What to work on:
List each line of the data that holds the string "this".

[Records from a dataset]
──────────────────────────────

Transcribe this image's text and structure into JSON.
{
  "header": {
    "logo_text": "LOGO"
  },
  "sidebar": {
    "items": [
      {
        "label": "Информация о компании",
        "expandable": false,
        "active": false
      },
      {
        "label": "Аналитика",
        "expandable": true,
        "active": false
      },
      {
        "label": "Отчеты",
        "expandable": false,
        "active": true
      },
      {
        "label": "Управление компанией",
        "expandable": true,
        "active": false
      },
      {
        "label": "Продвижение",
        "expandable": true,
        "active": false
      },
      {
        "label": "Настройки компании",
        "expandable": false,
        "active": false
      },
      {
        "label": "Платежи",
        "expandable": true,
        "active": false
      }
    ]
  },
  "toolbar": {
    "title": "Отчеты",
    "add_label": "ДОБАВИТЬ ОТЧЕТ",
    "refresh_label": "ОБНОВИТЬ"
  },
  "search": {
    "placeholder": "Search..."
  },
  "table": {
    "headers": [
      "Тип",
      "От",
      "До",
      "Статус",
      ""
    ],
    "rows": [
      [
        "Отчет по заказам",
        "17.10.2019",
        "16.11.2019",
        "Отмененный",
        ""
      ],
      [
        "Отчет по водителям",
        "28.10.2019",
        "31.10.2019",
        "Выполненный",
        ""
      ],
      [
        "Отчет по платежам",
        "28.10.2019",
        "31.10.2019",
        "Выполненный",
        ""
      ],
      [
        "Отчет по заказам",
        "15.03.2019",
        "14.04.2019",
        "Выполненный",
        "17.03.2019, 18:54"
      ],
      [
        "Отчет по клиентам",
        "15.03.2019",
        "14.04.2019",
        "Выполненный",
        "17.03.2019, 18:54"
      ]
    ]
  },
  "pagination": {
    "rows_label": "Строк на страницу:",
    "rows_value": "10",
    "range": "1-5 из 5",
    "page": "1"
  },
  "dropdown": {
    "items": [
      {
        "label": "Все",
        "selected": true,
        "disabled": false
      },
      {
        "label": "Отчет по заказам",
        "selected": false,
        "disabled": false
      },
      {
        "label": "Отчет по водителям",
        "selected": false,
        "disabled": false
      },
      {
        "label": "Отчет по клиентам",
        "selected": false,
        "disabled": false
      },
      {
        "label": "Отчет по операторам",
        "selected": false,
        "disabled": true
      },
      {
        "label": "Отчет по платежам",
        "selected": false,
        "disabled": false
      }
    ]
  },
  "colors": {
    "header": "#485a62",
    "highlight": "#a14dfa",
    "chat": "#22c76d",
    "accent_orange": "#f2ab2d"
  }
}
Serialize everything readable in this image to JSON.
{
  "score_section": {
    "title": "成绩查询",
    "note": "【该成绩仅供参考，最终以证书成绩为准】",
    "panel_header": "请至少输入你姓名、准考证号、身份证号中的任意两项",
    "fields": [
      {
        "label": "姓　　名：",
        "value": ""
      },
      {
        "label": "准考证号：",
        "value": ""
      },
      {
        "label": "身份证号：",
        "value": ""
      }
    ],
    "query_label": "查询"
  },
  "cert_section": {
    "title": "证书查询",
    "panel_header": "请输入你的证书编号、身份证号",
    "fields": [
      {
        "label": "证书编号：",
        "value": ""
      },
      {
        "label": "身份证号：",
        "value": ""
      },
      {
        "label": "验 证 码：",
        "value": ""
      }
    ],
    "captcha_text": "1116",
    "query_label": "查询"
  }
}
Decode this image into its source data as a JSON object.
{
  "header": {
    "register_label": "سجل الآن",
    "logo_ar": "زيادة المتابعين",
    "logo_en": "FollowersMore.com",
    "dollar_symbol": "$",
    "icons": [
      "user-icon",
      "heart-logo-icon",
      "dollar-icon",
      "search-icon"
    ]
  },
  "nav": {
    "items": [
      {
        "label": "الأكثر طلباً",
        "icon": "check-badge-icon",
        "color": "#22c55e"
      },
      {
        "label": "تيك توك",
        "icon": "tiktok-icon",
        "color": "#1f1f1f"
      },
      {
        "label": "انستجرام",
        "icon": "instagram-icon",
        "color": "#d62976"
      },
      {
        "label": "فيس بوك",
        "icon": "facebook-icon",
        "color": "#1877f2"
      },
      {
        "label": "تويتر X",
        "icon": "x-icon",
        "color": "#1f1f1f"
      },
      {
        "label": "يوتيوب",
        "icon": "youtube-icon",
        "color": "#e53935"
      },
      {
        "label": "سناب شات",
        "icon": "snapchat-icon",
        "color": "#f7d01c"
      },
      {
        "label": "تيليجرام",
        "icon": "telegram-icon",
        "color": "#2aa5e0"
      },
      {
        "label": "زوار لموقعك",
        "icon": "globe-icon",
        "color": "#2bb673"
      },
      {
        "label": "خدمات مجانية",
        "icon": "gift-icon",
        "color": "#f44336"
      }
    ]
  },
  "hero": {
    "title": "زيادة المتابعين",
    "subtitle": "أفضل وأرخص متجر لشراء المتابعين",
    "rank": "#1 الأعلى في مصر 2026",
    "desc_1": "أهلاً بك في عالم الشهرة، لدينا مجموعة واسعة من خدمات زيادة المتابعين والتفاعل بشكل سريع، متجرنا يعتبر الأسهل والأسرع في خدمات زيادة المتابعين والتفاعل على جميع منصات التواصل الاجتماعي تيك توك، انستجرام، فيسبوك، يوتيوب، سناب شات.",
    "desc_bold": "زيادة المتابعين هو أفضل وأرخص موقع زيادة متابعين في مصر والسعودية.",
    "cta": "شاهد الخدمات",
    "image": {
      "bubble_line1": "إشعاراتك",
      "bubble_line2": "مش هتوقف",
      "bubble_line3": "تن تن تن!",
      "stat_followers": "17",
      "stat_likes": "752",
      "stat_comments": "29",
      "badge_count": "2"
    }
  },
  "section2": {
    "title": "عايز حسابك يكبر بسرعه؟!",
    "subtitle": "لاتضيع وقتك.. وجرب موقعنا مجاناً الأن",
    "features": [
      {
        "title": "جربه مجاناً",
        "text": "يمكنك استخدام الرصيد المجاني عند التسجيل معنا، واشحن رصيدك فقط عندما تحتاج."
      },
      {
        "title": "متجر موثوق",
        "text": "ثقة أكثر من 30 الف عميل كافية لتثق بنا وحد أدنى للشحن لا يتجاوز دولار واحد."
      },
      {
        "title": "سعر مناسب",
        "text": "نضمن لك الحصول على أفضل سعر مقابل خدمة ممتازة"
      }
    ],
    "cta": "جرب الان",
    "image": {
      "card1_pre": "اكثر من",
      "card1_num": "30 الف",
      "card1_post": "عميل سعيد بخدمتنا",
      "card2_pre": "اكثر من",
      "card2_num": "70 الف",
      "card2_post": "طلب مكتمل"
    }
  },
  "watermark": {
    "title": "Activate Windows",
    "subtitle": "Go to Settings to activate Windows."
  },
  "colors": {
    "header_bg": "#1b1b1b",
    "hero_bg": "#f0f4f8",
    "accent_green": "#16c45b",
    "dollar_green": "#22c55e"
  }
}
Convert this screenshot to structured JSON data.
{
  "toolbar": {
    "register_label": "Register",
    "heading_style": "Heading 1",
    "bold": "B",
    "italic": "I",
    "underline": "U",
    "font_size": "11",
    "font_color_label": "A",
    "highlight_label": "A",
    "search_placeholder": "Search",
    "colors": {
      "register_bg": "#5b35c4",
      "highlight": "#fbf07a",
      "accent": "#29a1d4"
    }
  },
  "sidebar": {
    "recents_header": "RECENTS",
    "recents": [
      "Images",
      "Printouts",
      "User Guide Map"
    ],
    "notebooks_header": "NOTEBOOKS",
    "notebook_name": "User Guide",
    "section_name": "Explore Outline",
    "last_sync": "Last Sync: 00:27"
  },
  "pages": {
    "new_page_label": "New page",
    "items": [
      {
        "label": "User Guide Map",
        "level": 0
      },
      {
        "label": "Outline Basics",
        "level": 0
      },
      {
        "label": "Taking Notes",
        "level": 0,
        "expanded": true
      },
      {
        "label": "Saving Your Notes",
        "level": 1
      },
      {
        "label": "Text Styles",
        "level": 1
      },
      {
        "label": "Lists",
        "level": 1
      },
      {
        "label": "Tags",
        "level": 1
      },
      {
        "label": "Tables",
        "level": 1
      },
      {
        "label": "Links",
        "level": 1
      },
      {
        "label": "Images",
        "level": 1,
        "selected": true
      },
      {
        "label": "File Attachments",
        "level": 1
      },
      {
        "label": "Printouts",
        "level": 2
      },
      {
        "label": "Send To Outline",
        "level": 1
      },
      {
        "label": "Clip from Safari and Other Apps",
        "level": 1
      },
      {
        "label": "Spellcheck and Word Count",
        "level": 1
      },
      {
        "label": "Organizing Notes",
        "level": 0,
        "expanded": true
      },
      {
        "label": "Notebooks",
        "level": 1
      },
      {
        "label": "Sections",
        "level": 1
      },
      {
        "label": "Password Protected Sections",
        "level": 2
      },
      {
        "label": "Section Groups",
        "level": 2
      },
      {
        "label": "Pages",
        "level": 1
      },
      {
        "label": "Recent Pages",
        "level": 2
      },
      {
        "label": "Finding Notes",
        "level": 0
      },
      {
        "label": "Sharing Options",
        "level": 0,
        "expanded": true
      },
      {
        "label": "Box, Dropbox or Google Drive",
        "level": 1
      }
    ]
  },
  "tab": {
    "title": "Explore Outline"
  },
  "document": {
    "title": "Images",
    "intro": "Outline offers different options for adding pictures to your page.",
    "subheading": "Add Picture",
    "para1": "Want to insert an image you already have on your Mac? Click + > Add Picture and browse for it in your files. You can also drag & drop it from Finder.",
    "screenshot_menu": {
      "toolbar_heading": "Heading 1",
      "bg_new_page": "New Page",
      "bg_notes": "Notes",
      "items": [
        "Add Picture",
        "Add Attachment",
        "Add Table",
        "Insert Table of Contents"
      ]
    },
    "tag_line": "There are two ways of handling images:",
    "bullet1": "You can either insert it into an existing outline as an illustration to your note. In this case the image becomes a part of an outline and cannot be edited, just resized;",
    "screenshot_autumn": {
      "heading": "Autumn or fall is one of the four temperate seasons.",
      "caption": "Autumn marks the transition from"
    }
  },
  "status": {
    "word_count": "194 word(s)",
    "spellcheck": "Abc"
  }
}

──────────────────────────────

Solution below:
Transcribe this image's text and structure into JSON.
Serialize everything readable in this image to JSON.
Decode this image into its source data as a JSON object.
Convert this screenshot to structured JSON data.
    "bullet1": "You can either insert it into an existing outline as an illustration to your note. In this case the image becomes a part of an outline and cannot be edited, just resized;",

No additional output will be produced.